Although his Robinhood shares were seized, Bankman-Fried could have a way to access them. His lawyers could ask the court to allow him to use the seized shares to fund his legal bills. Seized assets, or at least a portion of them, have been used to fund legal bills in some cases.

“It’s entirely up to the judge,” Sorkin said. 

Bankman-Fried recently retained a separate legal team specifically for his effort to reclaim the Robinhood shares. He is represented by Edward Schnitzer, Gregory Donilon and David Banker of Montgomery McCracken Walker & Rhoads. His criminal defense team includes Mark Cohen, who represented Ghislaine Maxwell during the child sex trafficking case she recently lost, and Christian Everdell, partners at the New York law firm Cohen & Gresser. 

The former FTX boss also has a spokesperson, Mark Botnick, who declined to comment on how Bankman-Fried is paying for his legal defense.

There's always money in the ... officer liability insurance plan

Aside from friends and family or the seized shares, funding could come from director and officer liability insurance if FTX purchased such protection before it imploded.  

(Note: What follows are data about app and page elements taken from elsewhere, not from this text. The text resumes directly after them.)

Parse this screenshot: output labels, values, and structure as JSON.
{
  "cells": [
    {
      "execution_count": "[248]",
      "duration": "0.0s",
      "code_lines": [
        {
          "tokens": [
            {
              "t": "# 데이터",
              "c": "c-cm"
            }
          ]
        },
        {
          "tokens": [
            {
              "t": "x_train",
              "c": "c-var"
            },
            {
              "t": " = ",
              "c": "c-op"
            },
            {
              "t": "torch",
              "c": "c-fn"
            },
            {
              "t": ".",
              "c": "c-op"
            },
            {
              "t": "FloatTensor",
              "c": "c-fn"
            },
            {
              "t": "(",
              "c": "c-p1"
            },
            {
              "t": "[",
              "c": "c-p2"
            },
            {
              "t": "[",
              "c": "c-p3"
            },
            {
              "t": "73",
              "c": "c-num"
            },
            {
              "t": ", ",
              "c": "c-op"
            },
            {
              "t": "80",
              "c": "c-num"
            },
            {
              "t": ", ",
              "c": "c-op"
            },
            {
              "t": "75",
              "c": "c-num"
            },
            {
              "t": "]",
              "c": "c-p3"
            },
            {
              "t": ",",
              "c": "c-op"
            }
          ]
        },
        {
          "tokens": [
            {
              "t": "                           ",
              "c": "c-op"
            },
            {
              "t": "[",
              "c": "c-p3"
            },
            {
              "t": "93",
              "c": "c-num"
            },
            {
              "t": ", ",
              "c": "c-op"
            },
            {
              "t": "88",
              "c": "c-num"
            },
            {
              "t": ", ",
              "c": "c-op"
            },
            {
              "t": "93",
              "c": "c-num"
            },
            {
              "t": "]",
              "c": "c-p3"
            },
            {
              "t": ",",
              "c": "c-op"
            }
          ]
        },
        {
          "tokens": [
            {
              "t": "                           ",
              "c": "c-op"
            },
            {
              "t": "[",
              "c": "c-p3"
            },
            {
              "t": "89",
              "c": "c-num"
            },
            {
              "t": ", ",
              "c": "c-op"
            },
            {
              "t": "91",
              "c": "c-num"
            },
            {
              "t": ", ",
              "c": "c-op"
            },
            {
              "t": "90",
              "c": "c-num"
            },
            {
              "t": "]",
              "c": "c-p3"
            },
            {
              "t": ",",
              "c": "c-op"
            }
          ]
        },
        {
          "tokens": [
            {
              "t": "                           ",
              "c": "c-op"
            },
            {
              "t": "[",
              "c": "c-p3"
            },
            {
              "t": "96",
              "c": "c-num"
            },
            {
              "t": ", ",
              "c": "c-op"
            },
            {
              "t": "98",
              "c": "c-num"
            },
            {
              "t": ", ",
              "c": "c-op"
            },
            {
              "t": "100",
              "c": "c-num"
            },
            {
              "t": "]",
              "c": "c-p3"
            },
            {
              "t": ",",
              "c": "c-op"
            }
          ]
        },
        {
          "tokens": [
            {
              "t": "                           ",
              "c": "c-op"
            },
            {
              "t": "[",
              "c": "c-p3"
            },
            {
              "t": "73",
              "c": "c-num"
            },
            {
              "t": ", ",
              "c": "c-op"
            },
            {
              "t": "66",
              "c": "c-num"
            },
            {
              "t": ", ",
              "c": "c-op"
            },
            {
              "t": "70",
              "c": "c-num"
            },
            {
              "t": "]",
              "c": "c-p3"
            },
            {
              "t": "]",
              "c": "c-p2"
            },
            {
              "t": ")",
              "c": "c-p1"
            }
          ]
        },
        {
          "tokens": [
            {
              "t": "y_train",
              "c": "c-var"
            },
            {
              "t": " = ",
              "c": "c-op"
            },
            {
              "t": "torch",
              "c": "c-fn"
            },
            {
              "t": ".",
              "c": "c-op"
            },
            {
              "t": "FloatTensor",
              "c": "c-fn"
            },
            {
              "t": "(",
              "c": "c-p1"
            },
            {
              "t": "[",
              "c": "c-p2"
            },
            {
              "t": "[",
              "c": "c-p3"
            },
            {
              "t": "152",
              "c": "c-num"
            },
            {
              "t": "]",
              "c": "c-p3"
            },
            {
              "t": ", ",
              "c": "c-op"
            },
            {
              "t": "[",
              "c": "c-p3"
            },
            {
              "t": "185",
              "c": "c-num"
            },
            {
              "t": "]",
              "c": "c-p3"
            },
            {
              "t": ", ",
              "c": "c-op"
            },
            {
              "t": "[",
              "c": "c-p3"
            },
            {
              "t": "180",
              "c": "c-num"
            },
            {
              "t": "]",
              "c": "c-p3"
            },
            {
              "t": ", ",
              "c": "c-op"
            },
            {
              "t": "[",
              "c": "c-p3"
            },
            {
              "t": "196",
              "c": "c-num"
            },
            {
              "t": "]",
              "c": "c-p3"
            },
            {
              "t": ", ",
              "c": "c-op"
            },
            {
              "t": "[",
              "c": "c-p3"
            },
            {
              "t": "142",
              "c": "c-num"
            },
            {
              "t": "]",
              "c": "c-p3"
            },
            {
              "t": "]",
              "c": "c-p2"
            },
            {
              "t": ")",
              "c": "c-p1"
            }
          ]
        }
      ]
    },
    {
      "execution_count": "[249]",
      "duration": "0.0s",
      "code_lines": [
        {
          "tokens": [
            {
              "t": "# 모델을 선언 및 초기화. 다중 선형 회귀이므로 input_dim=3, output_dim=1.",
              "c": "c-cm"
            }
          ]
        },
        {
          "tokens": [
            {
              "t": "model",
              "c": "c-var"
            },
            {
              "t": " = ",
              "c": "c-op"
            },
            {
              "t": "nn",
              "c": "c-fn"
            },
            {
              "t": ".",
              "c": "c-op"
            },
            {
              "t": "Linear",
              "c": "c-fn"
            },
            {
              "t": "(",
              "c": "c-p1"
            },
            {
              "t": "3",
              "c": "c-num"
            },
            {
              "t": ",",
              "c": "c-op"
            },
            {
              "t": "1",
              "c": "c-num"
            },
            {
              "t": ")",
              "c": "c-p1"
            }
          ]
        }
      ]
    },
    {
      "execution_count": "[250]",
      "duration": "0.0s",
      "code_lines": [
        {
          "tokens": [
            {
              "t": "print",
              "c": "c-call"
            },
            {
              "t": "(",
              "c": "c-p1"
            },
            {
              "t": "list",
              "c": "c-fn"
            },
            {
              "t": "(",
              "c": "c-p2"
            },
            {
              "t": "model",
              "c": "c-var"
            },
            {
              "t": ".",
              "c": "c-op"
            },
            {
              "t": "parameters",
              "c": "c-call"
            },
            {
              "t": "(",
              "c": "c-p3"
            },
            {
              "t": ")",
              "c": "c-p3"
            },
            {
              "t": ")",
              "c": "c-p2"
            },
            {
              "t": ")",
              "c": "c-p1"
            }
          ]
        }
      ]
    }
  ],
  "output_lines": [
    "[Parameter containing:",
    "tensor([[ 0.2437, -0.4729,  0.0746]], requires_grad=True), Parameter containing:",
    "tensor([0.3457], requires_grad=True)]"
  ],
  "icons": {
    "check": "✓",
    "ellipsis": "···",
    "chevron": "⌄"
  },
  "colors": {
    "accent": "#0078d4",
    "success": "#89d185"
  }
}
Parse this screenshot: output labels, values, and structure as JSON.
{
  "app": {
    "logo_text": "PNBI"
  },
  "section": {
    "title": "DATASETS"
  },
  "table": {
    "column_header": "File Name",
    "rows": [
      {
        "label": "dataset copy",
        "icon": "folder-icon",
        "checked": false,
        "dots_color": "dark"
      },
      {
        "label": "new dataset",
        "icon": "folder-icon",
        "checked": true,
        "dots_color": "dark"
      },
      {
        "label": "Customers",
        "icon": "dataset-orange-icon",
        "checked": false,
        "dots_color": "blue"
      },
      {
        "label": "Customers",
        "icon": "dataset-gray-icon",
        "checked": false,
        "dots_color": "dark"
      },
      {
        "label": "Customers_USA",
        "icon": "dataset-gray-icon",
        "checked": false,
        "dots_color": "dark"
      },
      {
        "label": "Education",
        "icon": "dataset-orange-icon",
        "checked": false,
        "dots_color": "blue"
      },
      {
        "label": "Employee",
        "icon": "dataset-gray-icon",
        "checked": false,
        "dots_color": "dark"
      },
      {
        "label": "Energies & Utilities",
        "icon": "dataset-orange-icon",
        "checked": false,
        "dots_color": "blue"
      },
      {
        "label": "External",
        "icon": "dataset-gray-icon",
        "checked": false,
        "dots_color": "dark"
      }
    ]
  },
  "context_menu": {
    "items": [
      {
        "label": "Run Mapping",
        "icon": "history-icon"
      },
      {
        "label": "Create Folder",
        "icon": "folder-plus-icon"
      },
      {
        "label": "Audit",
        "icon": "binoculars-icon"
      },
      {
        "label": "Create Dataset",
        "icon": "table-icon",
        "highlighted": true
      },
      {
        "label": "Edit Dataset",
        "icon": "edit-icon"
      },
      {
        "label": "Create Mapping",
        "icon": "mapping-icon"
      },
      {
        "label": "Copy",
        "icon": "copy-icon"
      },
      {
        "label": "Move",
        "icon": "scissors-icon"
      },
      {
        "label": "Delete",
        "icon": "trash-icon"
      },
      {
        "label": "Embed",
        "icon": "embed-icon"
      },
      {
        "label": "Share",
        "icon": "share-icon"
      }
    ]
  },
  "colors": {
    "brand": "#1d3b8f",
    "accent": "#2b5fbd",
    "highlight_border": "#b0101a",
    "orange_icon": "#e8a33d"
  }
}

“Most companies are going to have D&O insurance for their officers,” said David Maria, general counsel for crypto exchange Bittrex. “It just depends what FTX was doing with their insurers. But that's routine. Executives are indicted, it’s not an uncommon thing.” 

Bankman-Fried resigned as CEO of FTX when the firm filed for bankruptcy. An FTX lawyer did not respond to a request for comment about whether the company had insurance that Bankman-Fried might use for his legal defense, or whether he might still be covered by it. 

Whatever happens in court, there's one certainty from extended legal battles: The high price tag for a criminal defense team, along with the bankruptcy and civil enforcement cases, would cost Bankman-Fried millions over the next several years. 

“If you were to fully litigate against all of these entities, the SEC, the CFTC, your stake in bankruptcy and the criminal side, just keep writing checks,” Maria said.

Disclaimer: Beginning in 2021, Michael McCaffrey, the former CEO and majority owner of The Block, took a series of loans from founder and former FTX and Alameda CEO Sam Bankman-Fried. McCaffrey resigned from the company in December 2022 after failing to disclose those transactions.

© 2023 The Block. All Rights Reserved. This article is provided for informational purposes only. It is not offered or intended to be used as legal, tax, investment, financial, or other advice.